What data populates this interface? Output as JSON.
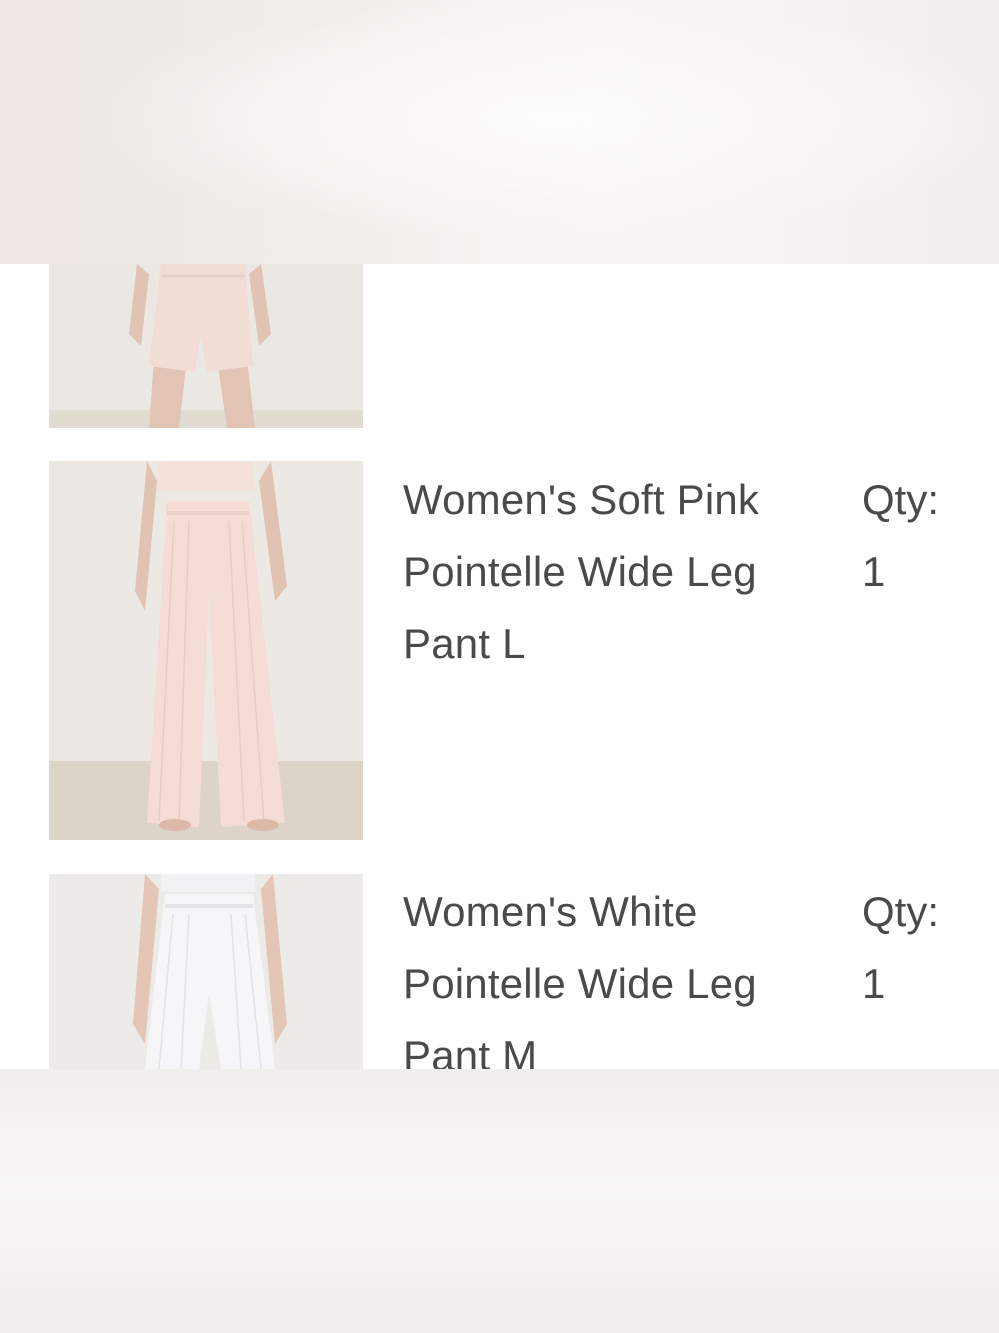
{
  "items": [
    {
      "image": "pink-pointelle-shorts-photo"
    },
    {
      "title": "Women's Soft Pink Pointelle Wide Leg Pant L",
      "qty_label": "Qty:",
      "qty_value": "1",
      "image": "pink-pointelle-wide-leg-pant-photo"
    },
    {
      "title": "Women's White Pointelle Wide Leg Pant M",
      "qty_label": "Qty:",
      "qty_value": "1",
      "image": "white-pointelle-wide-leg-pant-photo"
    }
  ],
  "colors": {
    "text": "#4a4a4a",
    "background": "#ffffff"
  }
}
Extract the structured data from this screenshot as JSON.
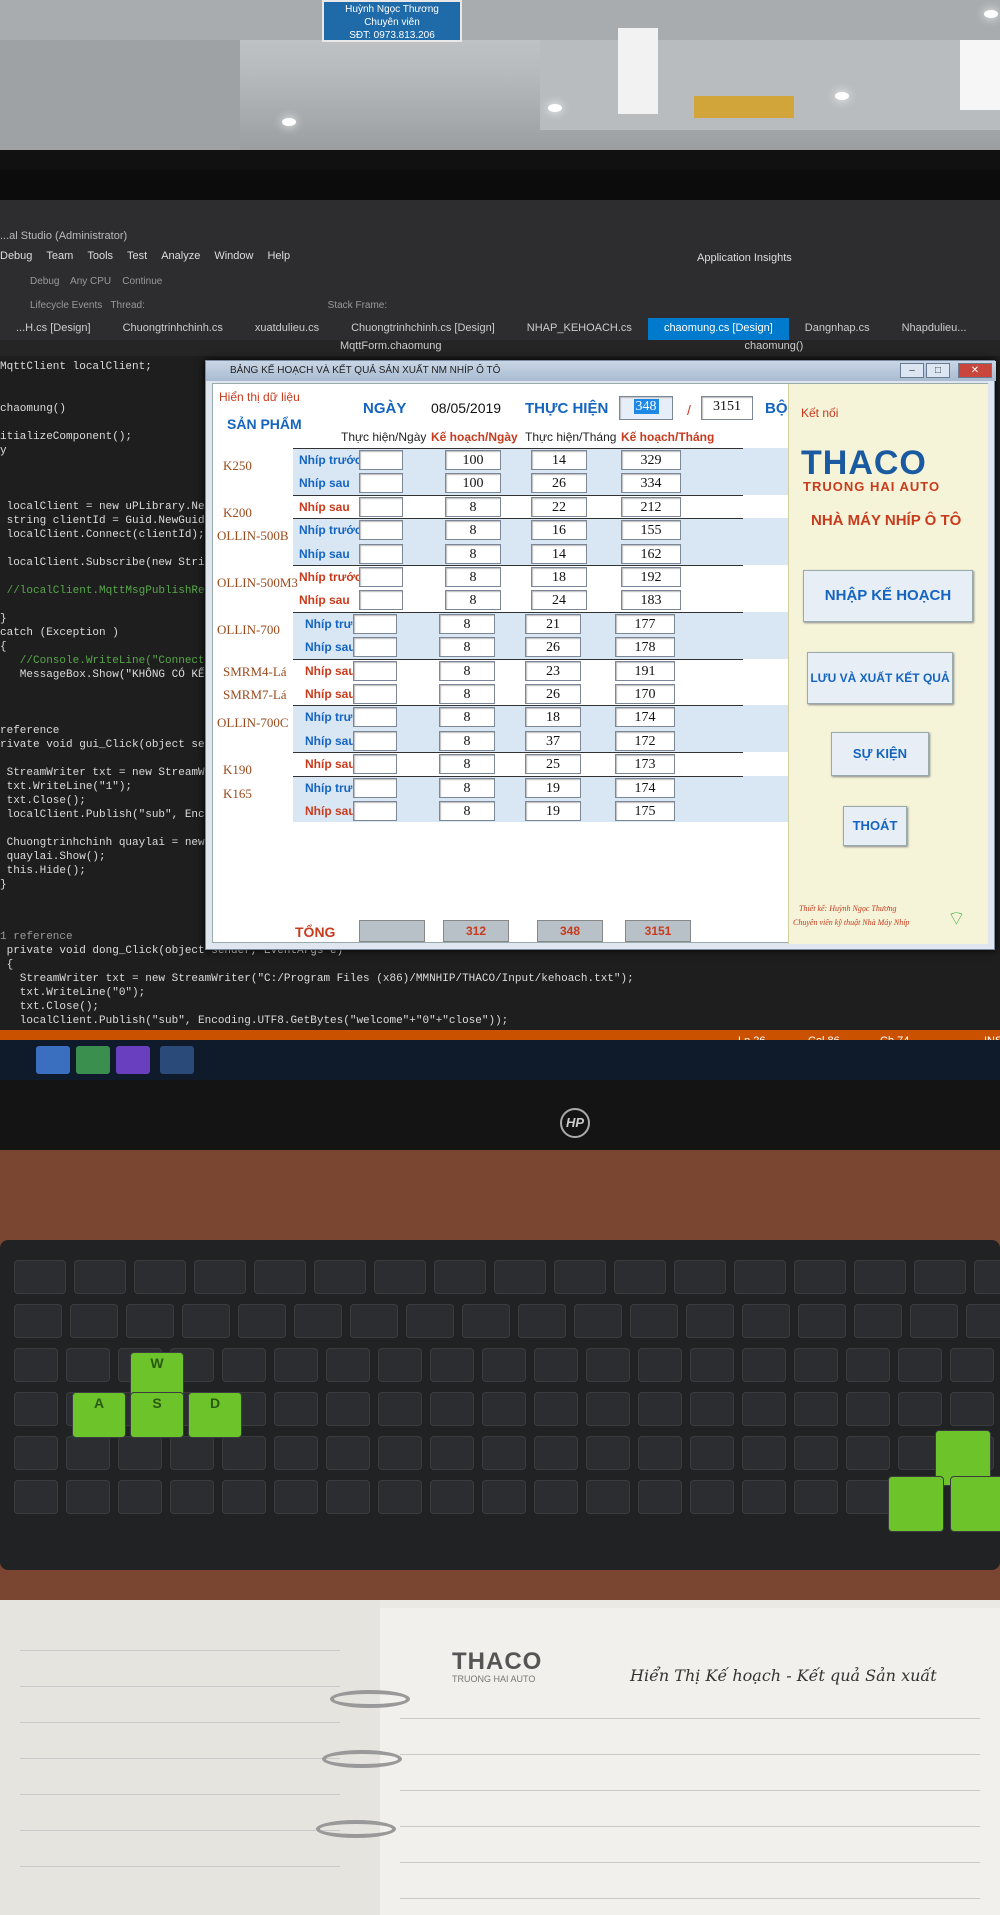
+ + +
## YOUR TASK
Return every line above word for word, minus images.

## ANSWER SECTION
What data populates this interface? Output as JSON.
{
  "items": [
    {
      "image": "pink-pointelle-shorts-photo"
    },
    {
      "title": "Women's Soft Pink Pointelle Wide Leg Pant L",
      "qty_label": "Qty:",
      "qty_value": "1",
      "image": "pink-pointelle-wide-leg-pant-photo"
    },
    {
      "title": "Women's White Pointelle Wide Leg Pant M",
      "qty_label": "Qty:",
      "qty_value": "1",
      "image": "white-pointelle-wide-leg-pant-photo"
    }
  ],
  "colors": {
    "text": "#4a4a4a",
    "background": "#ffffff"
  }
}
Extract the structured data from this screenshot as JSON.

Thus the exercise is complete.